I know what you’re thinking. I do – I’ve said it before, and I’ll probably say it again (and again) – I know what you’re thinking, because I’m psychic. Or am I psychotic? I keep forgetting (damn you brainfog!)…
In all serious, you’re probably wondering “What the f-k does WMHD mean?” Ok, maybe not, because not everyone has a potty mouth, and at least one of you is already familiar with the acronym (I’m talking to YOU, smarty pants) – but just in case you didn’t know, it’s not What Might Help Daddy or Where Mom Hides Drugs (not that I have any to hide, in case you were wondering). Today is World Mental Health Day. From Wikipedia:
“World Mental health Day (10 October) is an international day for global mental health education, awareness and advocacy against social stigma. It was first celebrated in 1992 at the initiative of the World Federation for Mental Health, a global mental health organization with members and contacts in more than 150 countries. This day, each October, thousands of supporters come to celebrate this annual awareness program to bring attention to mental illness and its major effects on peoples’ lives worldwide.” Today also marks the last day of Mental Illness Awareness Week.
In 2017 the National Institute of Mental Health estimated that nearly one in five U.S. adults lived with a mental illness – but, as reported in this GMA article, experts are worried about the recent rise in mental health issues. According to a nationwide poll by the Kaiser Family Foundations, “more than half of U.S. adults (about 53%) reported that their mental health has been negatively impacted due to worry and stress over the pandemic” (and layoffs, and global warming, and increased hate crimes). The article goes on to say that “13% of adults had started or increased alcohol consumption or drug use to help cope with the pandemic and 11% of all adults, and 25% of those 18 to 24 had seriously considered suicide in the past month.”
The numbers in the UK are’t any better. Mind’s latest research showed that more than 60% of adults and 68% of young people in the UK felt their mental health deteriorated during the Coronavirus pandemic and lock-down.

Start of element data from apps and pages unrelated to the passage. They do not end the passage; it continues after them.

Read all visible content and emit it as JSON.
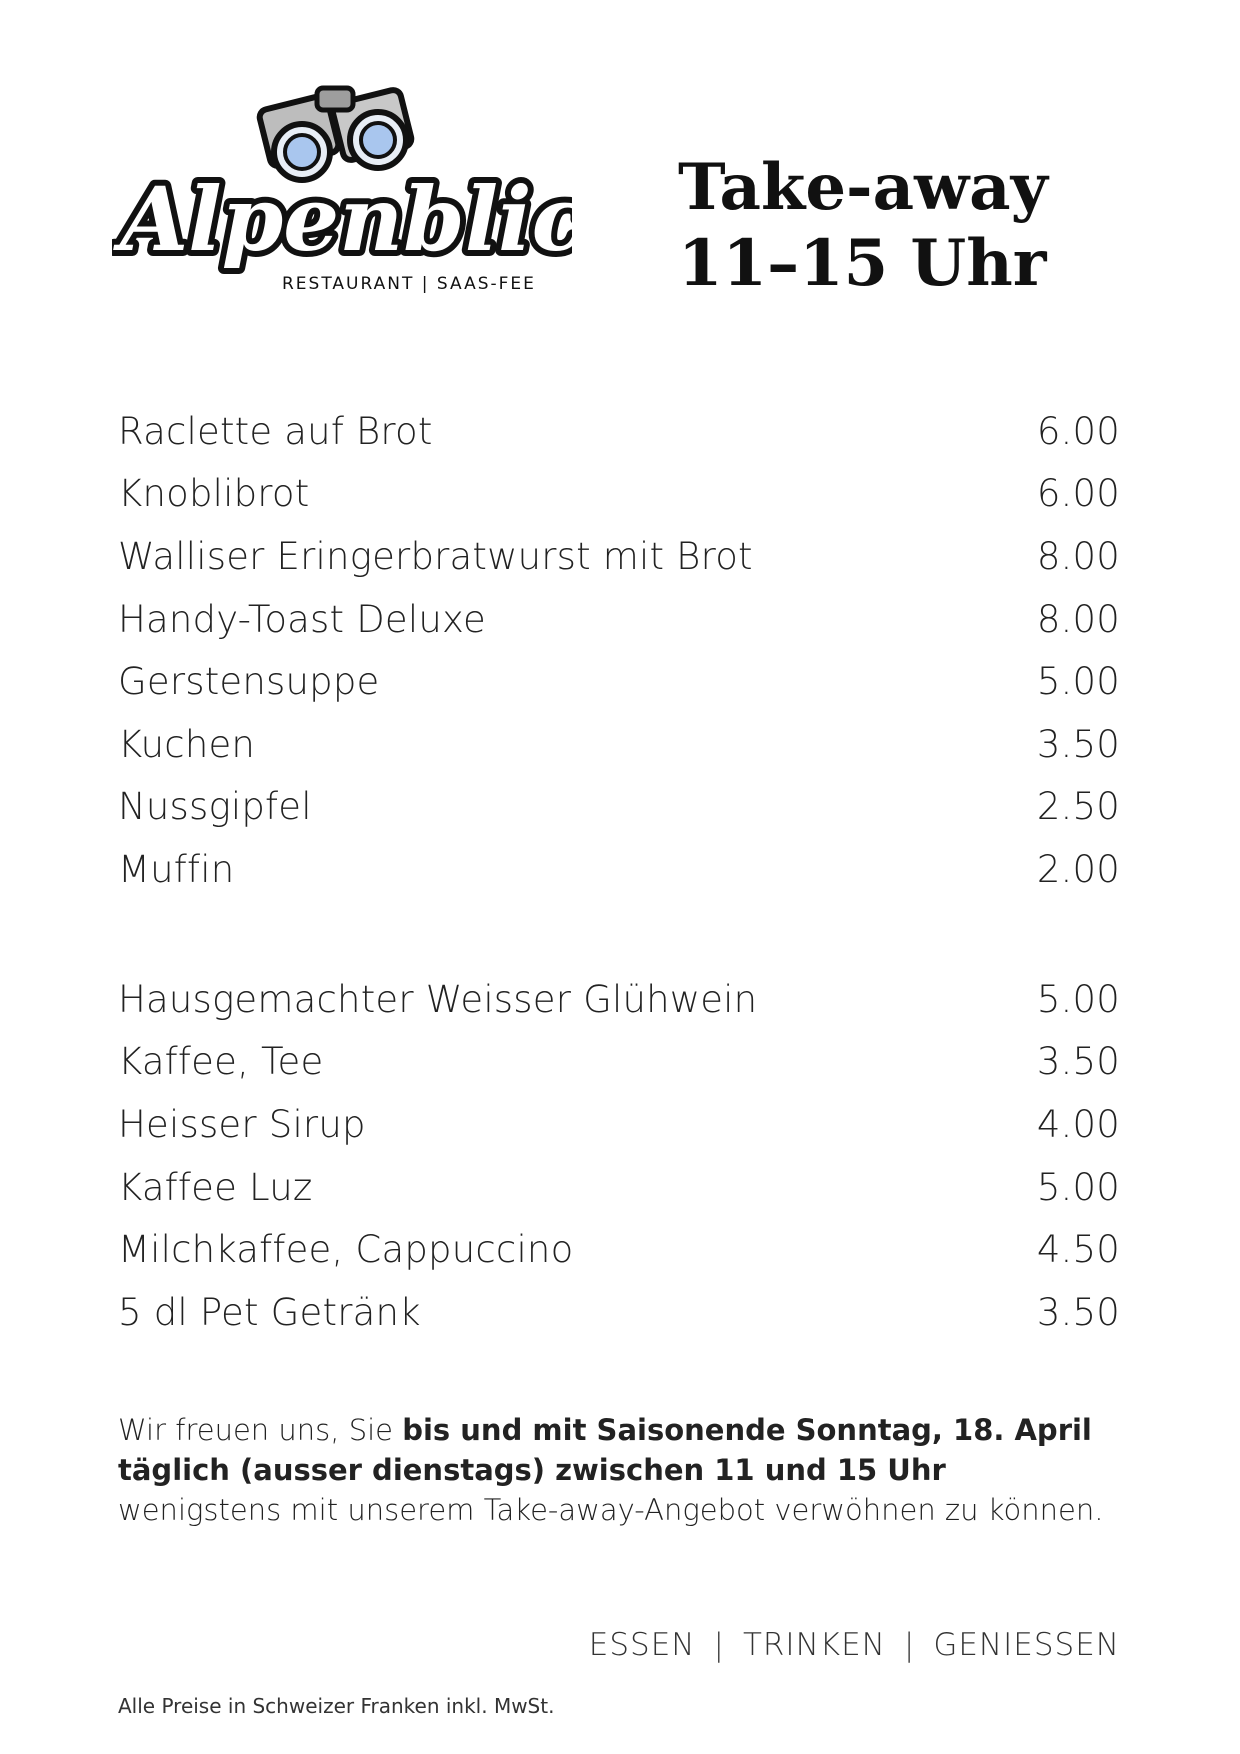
{
  "logo": {
    "icon": "binoculars-icon",
    "wordmark": "Alpenblick",
    "subtitle": "RESTAURANT | SAAS-FEE"
  },
  "heading": {
    "line1": "Take-away",
    "line2": "11–15 Uhr"
  },
  "food_items": [
    {
      "name": "Raclette auf Brot",
      "price": "6.00"
    },
    {
      "name": "Knoblibrot",
      "price": "6.00"
    },
    {
      "name": "Walliser Eringerbratwurst mit Brot",
      "price": "8.00"
    },
    {
      "name": "Handy-Toast Deluxe",
      "price": "8.00"
    },
    {
      "name": "Gerstensuppe",
      "price": "5.00"
    },
    {
      "name": "Kuchen",
      "price": "3.50"
    },
    {
      "name": "Nussgipfel",
      "price": "2.50"
    },
    {
      "name": "Muffin",
      "price": "2.00"
    }
  ],
  "drink_items": [
    {
      "name": "Hausgemachter Weisser Glühwein",
      "price": "5.00"
    },
    {
      "name": "Kaffee, Tee",
      "price": "3.50"
    },
    {
      "name": "Heisser Sirup",
      "price": "4.00"
    },
    {
      "name": "Kaffee Luz",
      "price": "5.00"
    },
    {
      "name": "Milchkaffee, Cappuccino",
      "price": "4.50"
    },
    {
      "name": "5 dl Pet Getränk",
      "price": "3.50"
    }
  ],
  "notice": {
    "intro": "Wir freuen uns, Sie ",
    "bold1": "bis und mit Saisonende Sonntag, 18. April",
    "bold2": "täglich (ausser dienstags) zwischen 11 und 15 Uhr",
    "end": "wenigstens mit unserem Take-away-Angebot verwöhnen zu können."
  },
  "slogan": [
    "ESSEN",
    "TRINKEN",
    "GENIESSEN"
  ],
  "footer": "Alle Preise in Schweizer Franken inkl. MwSt."
}
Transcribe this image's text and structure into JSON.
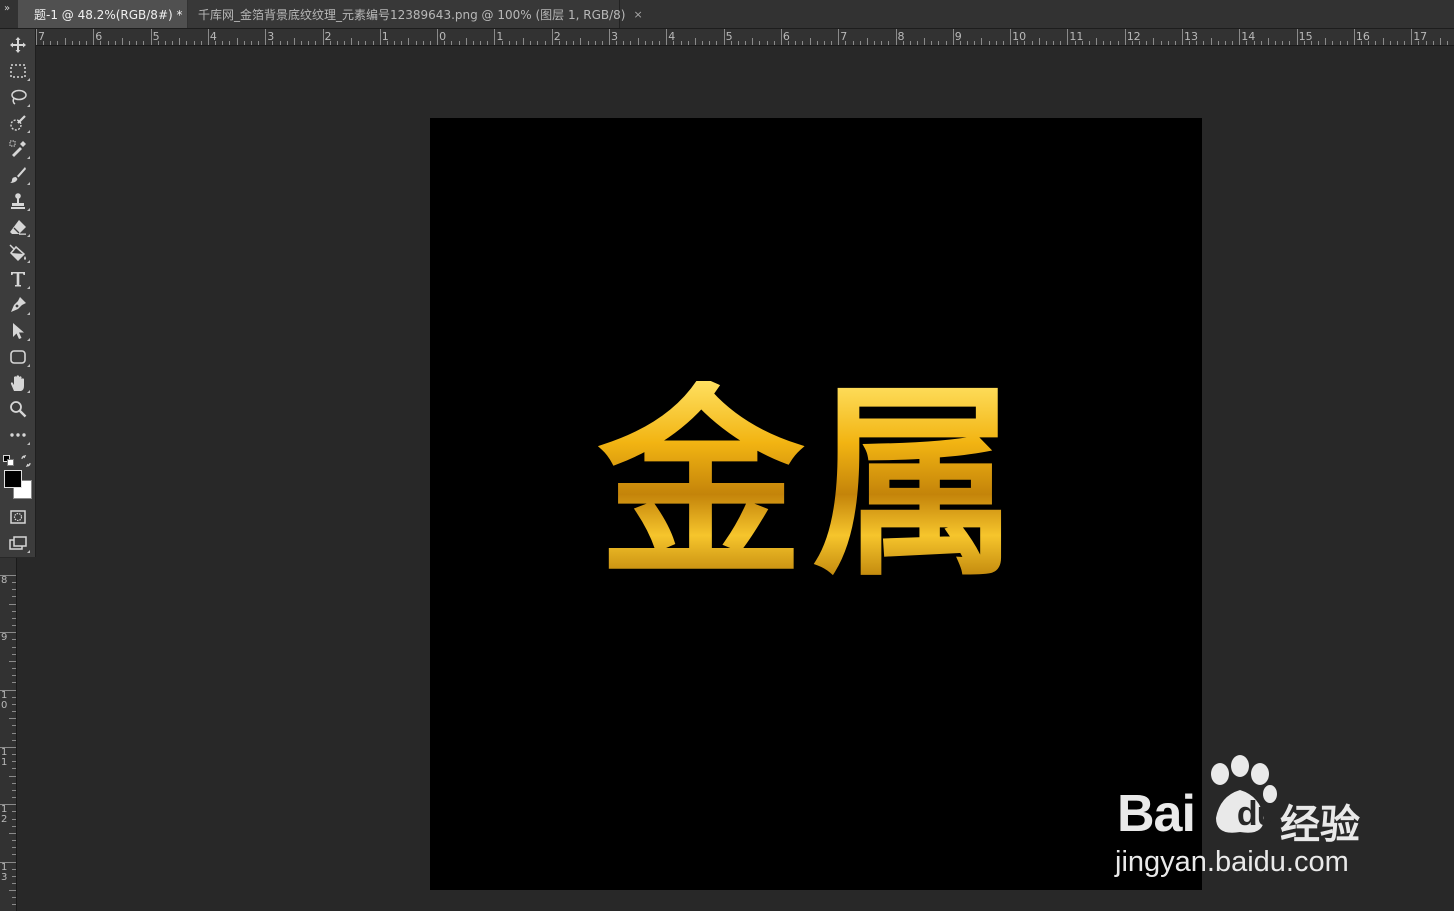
{
  "tabs": [
    {
      "label": "题-1 @ 48.2%(RGB/8#) *",
      "close": "×",
      "active": true
    },
    {
      "label": "千库网_金箔背景底纹纹理_元素编号12389643.png @ 100% (图层 1, RGB/8)",
      "close": "×",
      "active": false
    }
  ],
  "panel_collapse_glyph": "»",
  "ruler_top": {
    "labels": [
      "7",
      "6",
      "5",
      "4",
      "3",
      "2",
      "1",
      "0",
      "1",
      "2",
      "3",
      "4",
      "5",
      "6",
      "7",
      "8",
      "9",
      "10",
      "11",
      "12",
      "13",
      "14",
      "15",
      "16",
      "17"
    ]
  },
  "ruler_left": {
    "labels": [
      "8",
      "9",
      "10",
      "11",
      "12",
      "13"
    ]
  },
  "toolbar": {
    "tools": [
      {
        "name": "move-tool-icon"
      },
      {
        "name": "rectangular-marquee-tool-icon"
      },
      {
        "name": "lasso-tool-icon"
      },
      {
        "name": "quick-selection-tool-icon"
      },
      {
        "name": "eyedropper-tool-icon"
      },
      {
        "name": "brush-tool-icon"
      },
      {
        "name": "clone-stamp-tool-icon"
      },
      {
        "name": "eraser-tool-icon"
      },
      {
        "name": "paint-bucket-tool-icon"
      },
      {
        "name": "type-tool-icon"
      },
      {
        "name": "pen-tool-icon"
      },
      {
        "name": "path-selection-tool-icon"
      },
      {
        "name": "rectangle-tool-icon"
      },
      {
        "name": "hand-tool-icon"
      },
      {
        "name": "zoom-tool-icon"
      },
      {
        "name": "more-tools-icon"
      }
    ],
    "foreground_color": "#000000",
    "background_color": "#ffffff"
  },
  "canvas": {
    "background": "#000000",
    "text": "金属",
    "text_color_gold": "#f2b412"
  },
  "watermark": {
    "brand": "Bai",
    "brand_du": "du",
    "cn_label": "经验",
    "url": "jingyan.baidu.com"
  }
}
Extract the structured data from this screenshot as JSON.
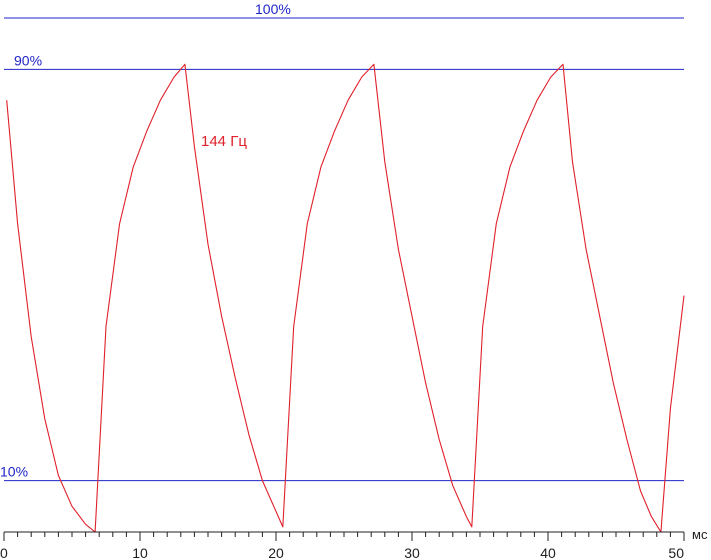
{
  "chart_data": {
    "type": "line",
    "x_unit": "мс",
    "xlim": [
      0,
      50
    ],
    "ylim": [
      0,
      100
    ],
    "x_ticks": [
      {
        "value": 0,
        "label": "0"
      },
      {
        "value": 10,
        "label": "10"
      },
      {
        "value": 20,
        "label": "20"
      },
      {
        "value": 30,
        "label": "30"
      },
      {
        "value": 40,
        "label": "40"
      },
      {
        "value": 50,
        "label": "50"
      }
    ],
    "reference_lines": [
      {
        "value": 100,
        "label": "100%"
      },
      {
        "value": 90,
        "label": "90%"
      },
      {
        "value": 10,
        "label": "10%"
      }
    ],
    "series": [
      {
        "name": "144 Гц",
        "color": "#e0202a",
        "points": [
          [
            0.2,
            84
          ],
          [
            1.0,
            60
          ],
          [
            2.0,
            38
          ],
          [
            3.0,
            22
          ],
          [
            4.0,
            11
          ],
          [
            5.0,
            5
          ],
          [
            6.0,
            1.5
          ],
          [
            6.7,
            0
          ],
          [
            7.5,
            40
          ],
          [
            8.5,
            60
          ],
          [
            9.5,
            71
          ],
          [
            10.5,
            78
          ],
          [
            11.5,
            84
          ],
          [
            12.5,
            88.5
          ],
          [
            13.3,
            91
          ],
          [
            14.0,
            75
          ],
          [
            15.0,
            56
          ],
          [
            16.0,
            42
          ],
          [
            17.0,
            30
          ],
          [
            18.0,
            19
          ],
          [
            19.0,
            10
          ],
          [
            20.0,
            4
          ],
          [
            20.5,
            1
          ],
          [
            21.3,
            40
          ],
          [
            22.3,
            60
          ],
          [
            23.3,
            71
          ],
          [
            24.3,
            78
          ],
          [
            25.3,
            84
          ],
          [
            26.3,
            88.5
          ],
          [
            27.2,
            91
          ],
          [
            28.0,
            72
          ],
          [
            29.0,
            55
          ],
          [
            30.0,
            42
          ],
          [
            31.0,
            29
          ],
          [
            32.0,
            18
          ],
          [
            33.0,
            9
          ],
          [
            34.0,
            3
          ],
          [
            34.4,
            1
          ],
          [
            35.2,
            40
          ],
          [
            36.2,
            60
          ],
          [
            37.2,
            71
          ],
          [
            38.2,
            78
          ],
          [
            39.2,
            84
          ],
          [
            40.2,
            88.5
          ],
          [
            41.1,
            91
          ],
          [
            41.8,
            72
          ],
          [
            42.8,
            55
          ],
          [
            43.8,
            42
          ],
          [
            44.8,
            29
          ],
          [
            45.8,
            18
          ],
          [
            46.8,
            8
          ],
          [
            47.6,
            3
          ],
          [
            48.3,
            0
          ],
          [
            49.0,
            24
          ],
          [
            50.0,
            46
          ]
        ]
      }
    ]
  }
}
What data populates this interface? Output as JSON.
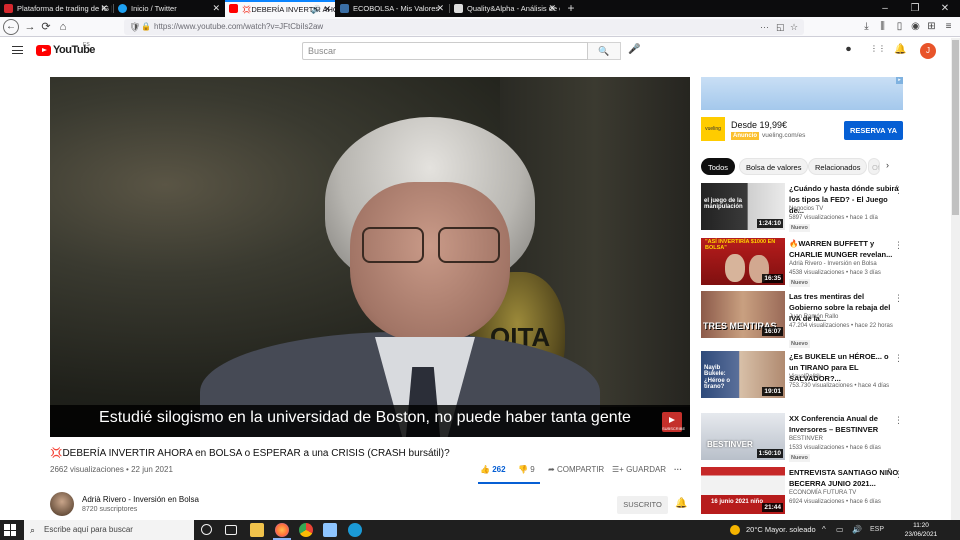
{
  "browser": {
    "tabs": [
      {
        "label": "Plataforma de trading de IG | C",
        "favicon_color": "#d6282e",
        "favicon_text": "IG"
      },
      {
        "label": "Inicio / Twitter",
        "favicon_color": "#1da1f2",
        "favicon_text": ""
      },
      {
        "label": "💢DEBERÍA INVERTIR AHORA",
        "favicon_color": "#ff0000",
        "favicon_text": ""
      },
      {
        "label": "ECOBOLSA - Mis Valores",
        "favicon_color": "#3a6ea5",
        "favicon_text": ""
      },
      {
        "label": "Quality&Alpha - Análisis de em",
        "favicon_color": "#dddddd",
        "favicon_text": "Q"
      }
    ],
    "new_tab": "+",
    "window_controls": {
      "minimize": "–",
      "maximize": "❐",
      "close": "✕"
    },
    "url": "https://www.youtube.com/watch?v=JFtCbiIs2aw",
    "nav": {
      "back": "←",
      "forward": "→",
      "reload": "⟳",
      "home": "⌂"
    },
    "url_icons": {
      "shield": "🛡",
      "lock": "🔒",
      "more": "···",
      "pocket": "◱",
      "star": "☆"
    },
    "toolbar_icons": {
      "download": "⤓",
      "library": "⫼",
      "sidebar": "▯",
      "account": "◉",
      "extensions": "⊞",
      "menu": "≡"
    }
  },
  "youtube": {
    "logo_text": "YouTube",
    "country": "ES",
    "search_placeholder": "Buscar",
    "search_icon": "🔍",
    "mic_icon": "🎤",
    "header_icons": {
      "create": "⏺",
      "apps": "⋮⋮",
      "notifications": "🔔"
    },
    "avatar_letter": "J"
  },
  "video": {
    "subtitle": "Estudié silogismo en la universidad de Boston, no puede haber tanta gente",
    "watermark_label": "SUBSCRIBE",
    "frame_emblem_text": "OITA",
    "title_icon": "💢",
    "title": "DEBERÍA INVERTIR AHORA en BOLSA o ESPERAR a una CRISIS (CRASH bursátil)?",
    "views": "2662 visualizaciones • 22 jun 2021",
    "likes": "262",
    "dislikes": "9",
    "share": "COMPARTIR",
    "save": "GUARDAR",
    "more": "···",
    "like_icon": "👍",
    "dislike_icon": "👎",
    "share_icon": "➦",
    "save_icon": "☰+",
    "channel_name": "Adrià Rivero - Inversión en Bolsa",
    "channel_subs": "8720 suscriptores",
    "subscribe_label": "SUSCRITO",
    "bell_icon": "🔔"
  },
  "ad": {
    "banner_mark": "▸",
    "logo_text": "vueling",
    "price": "Desde 19,99€",
    "tag": "Anuncio",
    "domain": "vueling.com/es",
    "cta": "RESERVA YA"
  },
  "chips": [
    "Todos",
    "Bolsa de valores",
    "Relacionados",
    "Of"
  ],
  "chip_next": "›",
  "recommendations": [
    {
      "title": "¿Cuándo y hasta dónde subirá los tipos la FED? - El Juego de...",
      "channel": "Negocios TV",
      "meta": "5897 visualizaciones • hace 1 día",
      "badge": "Nuevo",
      "duration": "1:24:10",
      "thumb_caption": "el juego de la manipulación",
      "thumb_bg": "#2b2b2b",
      "cap_color": "#ffffff"
    },
    {
      "title": "🔥WARREN BUFFETT y CHARLIE MUNGER revelan...",
      "channel": "Adrià Rivero - Inversión en Bolsa",
      "meta": "4538 visualizaciones • hace 3 días",
      "badge": "Nuevo",
      "duration": "16:35",
      "thumb_caption": "\"ASÍ INVERTIRÍA $1000 EN BOLSA\"",
      "thumb_bg": "#c0261f",
      "cap_color": "#ffd400"
    },
    {
      "title": "Las tres mentiras del Gobierno sobre la rebaja del IVA de la...",
      "channel": "Juan Ramón Rallo",
      "meta": "47.204 visualizaciones • hace 22 horas",
      "badge": "Nuevo",
      "duration": "16:07",
      "thumb_caption": "TRES MENTIRAS",
      "thumb_bg": "#7a4a3c",
      "cap_color": "#ffffff"
    },
    {
      "title": "¿Es BUKELE un HÉROE... o un TIRANO para EL SALVADOR?...",
      "channel": "VisualPolitik",
      "meta": "753.730 visualizaciones • hace 4 días",
      "badge": "",
      "duration": "19:01",
      "thumb_caption": "Nayib Bukele: ¿Héroe o tirano?",
      "thumb_bg": "#3c5a8a",
      "cap_color": "#ffffff"
    },
    {
      "title": "XX Conferencia Anual de Inversores – BESTINVER",
      "channel": "BESTINVER",
      "meta": "1533 visualizaciones • hace 6 días",
      "badge": "Nuevo",
      "duration": "1:50:10",
      "thumb_caption": "BESTINVER",
      "thumb_bg": "#c9ced6",
      "cap_color": "#ffffff"
    },
    {
      "title": "ENTREVISTA SANTIAGO NIÑO BECERRA JUNIO 2021...",
      "channel": "ECONOMÍA FUTURA TV",
      "meta": "6924 visualizaciones • hace 6 días",
      "badge": "",
      "duration": "21:44",
      "thumb_caption": "16 junio 2021 niño",
      "thumb_bg": "#b3262a",
      "cap_color": "#ffffff"
    }
  ],
  "taskbar": {
    "search_placeholder": "Escribe aquí para buscar",
    "search_icon": "⌕",
    "weather": "20°C  Mayor. soleado",
    "tray_icons": [
      "^",
      "▭",
      "🔊",
      "ESP"
    ],
    "time": "11:20",
    "date": "23/06/2021",
    "apps": [
      {
        "name": "cortana",
        "color": "#1f1f1f"
      },
      {
        "name": "task-view",
        "color": "#1f1f1f"
      },
      {
        "name": "file-explorer",
        "color": "#f0c24b"
      },
      {
        "name": "firefox",
        "color": "#ff7139"
      },
      {
        "name": "chrome",
        "color": "#4285f4"
      },
      {
        "name": "notepad",
        "color": "#8ec5ff"
      },
      {
        "name": "photos",
        "color": "#f3d44c"
      },
      {
        "name": "edge",
        "color": "#1b9ad6"
      }
    ]
  }
}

I know what you’re thinking (I do – haven’t you forgotten already?). “Thanks for the dose of doom and gloom” (told you I’m psychic).
While the data from their first article is depressing, today’s post by Katie Kindelan lists 9 ways to boost your mental health. Here are my top 4:
- Set a time limit for news (better yet, watch Some Good News with John Krasinksi again).
- Designate a daily worry time. “I’ll give myself 20 minutes a day where I’m allowed to think about whatever I want and worry about whatever I want…if any worries or anxieties come up at other points of the day, I’m not allowed to dwell on them..I save them for the next day’s worry time.”
- Connect to your senses. “Do activities that connect you with your senses, whether that’s exercise or it could be meditation or even cooking…anything that has you connect with your body is going to help you get out of your mind and reduce anxiety.”
- Know when to seek help. “Depression and anxiety can show up in many different forms, but some of the signs can include difficulty sleeping or sleeping too much, changes in appetite, a sense of hopelessness or meaninglessness, or even thoughts that you don’t want to live any more.” If you are in crisis or know someone in crisis, call the National Suicide Prevention Lifeline at 1-800-273-TALK (8255) or contact the Crisis Text Line by texting HOME to 741741.
In my research for today’s post, I came across a video that made me cry and I hate crying alone, so I had to share:
It’s vital that we work together to reduce the stigma associated with mental illness. To paraphrase (ok, steal) from the video, too often people suffer in silence, die in silence, life in silence, and it doesn’t have to be that way. Together we can make life more manageable, but we still have a long way to travel.
The theme of this year’s World Mental Health Day is “Do One Thing” for better mental health – either by doing something for yourself or reaching out to someone else. Abintergro suggests we start small, either by going for a walk or trying a new hobby.*
I believe the “something small” should be remembering that our perceived differences are so much smaller than the things we have in common. We need to remember that We Are All Human and that Love is Love.
obsession hobby is drawing. Here is my morning Pooh (capital P – not that I’m judging, everyone poops).
One last video on WMHD from two of my favorite men